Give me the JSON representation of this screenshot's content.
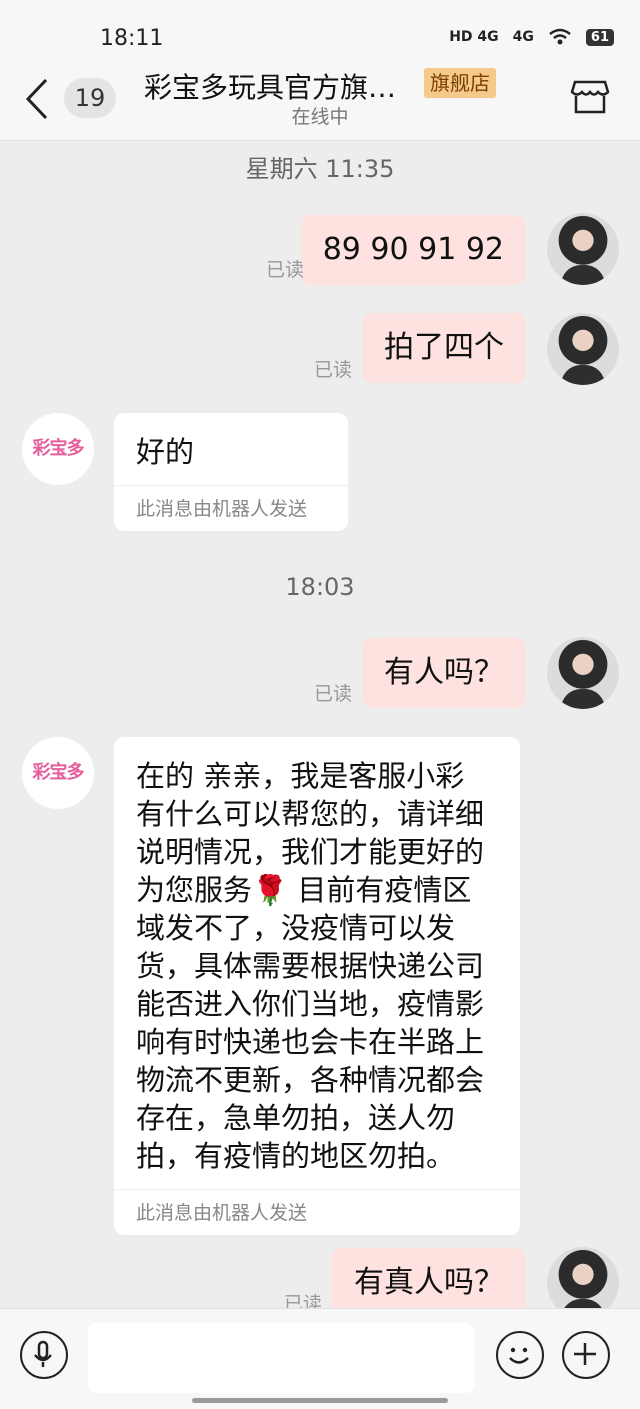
{
  "status_bar": {
    "time": "18:11",
    "network_1": "HD 4G",
    "network_2": "4G",
    "battery": "61"
  },
  "header": {
    "back_icon": "chevron-left-icon",
    "unread_count": "19",
    "shop_name": "彩宝多玩具官方旗…",
    "shop_tag": "旗舰店",
    "online_status": "在线中",
    "store_icon": "storefront-icon"
  },
  "chat": {
    "timestamp_1": "星期六 11:35",
    "messages_1": [
      {
        "from": "me",
        "text": "89 90 91 92",
        "read": "已读"
      },
      {
        "from": "me",
        "text": "拍了四个",
        "read": "已读"
      }
    ],
    "shop_logo_text": "彩宝多",
    "shop_reply_1": {
      "text": "好的",
      "note": "此消息由机器人发送"
    },
    "timestamp_2": "18:03",
    "my_question_1": {
      "text": "有人吗？",
      "read": "已读"
    },
    "shop_reply_2": {
      "lines": [
        "在的 亲亲，我是客服小彩",
        "有什么可以帮您的，请详细",
        "说明情况，我们才能更好的",
        "为您服务🌹 目前有疫情区",
        "域发不了，没疫情可以发",
        "货，具体需要根据快递公司",
        "能否进入你们当地，疫情影",
        "响有时快递也会卡在半路上",
        "物流不更新，各种情况都会",
        "存在，急单勿拍，送人勿",
        "拍，有疫情的地区勿拍。"
      ],
      "note": "此消息由机器人发送"
    },
    "my_question_2": {
      "text": "有真人吗？",
      "read": "已读"
    }
  },
  "input_bar": {
    "mic_icon": "microphone-icon",
    "input_value": "",
    "emoji_icon": "smiley-icon",
    "plus_icon": "plus-icon"
  }
}
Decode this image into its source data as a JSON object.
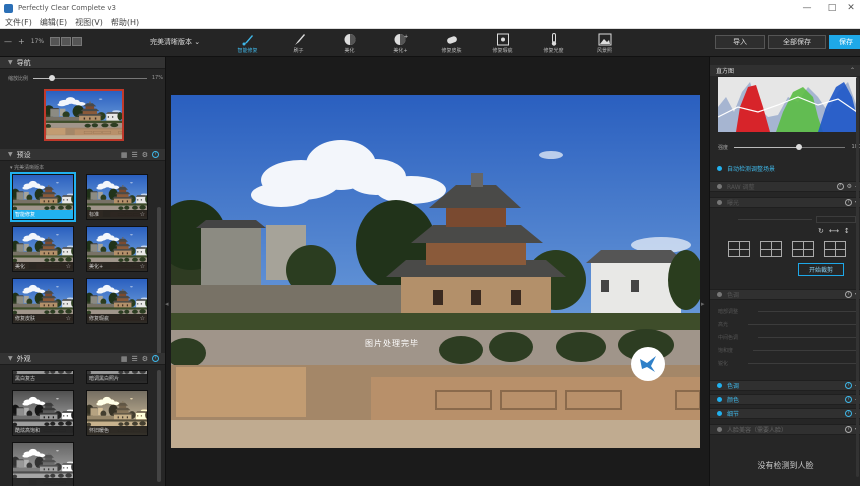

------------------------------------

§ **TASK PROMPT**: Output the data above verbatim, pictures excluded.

§ **TASK RESPONSE**:
Give me the JSON representation of this screenshot's content.
{
  "status_bar": {
    "time": "18:11",
    "network_1": "HD 4G",
    "network_2": "4G",
    "battery": "61"
  },
  "header": {
    "back_icon": "chevron-left-icon",
    "unread_count": "19",
    "shop_name": "彩宝多玩具官方旗…",
    "shop_tag": "旗舰店",
    "online_status": "在线中",
    "store_icon": "storefront-icon"
  },
  "chat": {
    "timestamp_1": "星期六 11:35",
    "messages_1": [
      {
        "from": "me",
        "text": "89 90 91 92",
        "read": "已读"
      },
      {
        "from": "me",
        "text": "拍了四个",
        "read": "已读"
      }
    ],
    "shop_logo_text": "彩宝多",
    "shop_reply_1": {
      "text": "好的",
      "note": "此消息由机器人发送"
    },
    "timestamp_2": "18:03",
    "my_question_1": {
      "text": "有人吗？",
      "read": "已读"
    },
    "shop_reply_2": {
      "lines": [
        "在的 亲亲，我是客服小彩",
        "有什么可以帮您的，请详细",
        "说明情况，我们才能更好的",
        "为您服务🌹 目前有疫情区",
        "域发不了，没疫情可以发",
        "货，具体需要根据快递公司",
        "能否进入你们当地，疫情影",
        "响有时快递也会卡在半路上",
        "物流不更新，各种情况都会",
        "存在，急单勿拍，送人勿",
        "拍，有疫情的地区勿拍。"
      ],
      "note": "此消息由机器人发送"
    },
    "my_question_2": {
      "text": "有真人吗？",
      "read": "已读"
    }
  },
  "input_bar": {
    "mic_icon": "microphone-icon",
    "input_value": "",
    "emoji_icon": "smiley-icon",
    "plus_icon": "plus-icon"
  }
}
Decode this image into its source data as a JSON object.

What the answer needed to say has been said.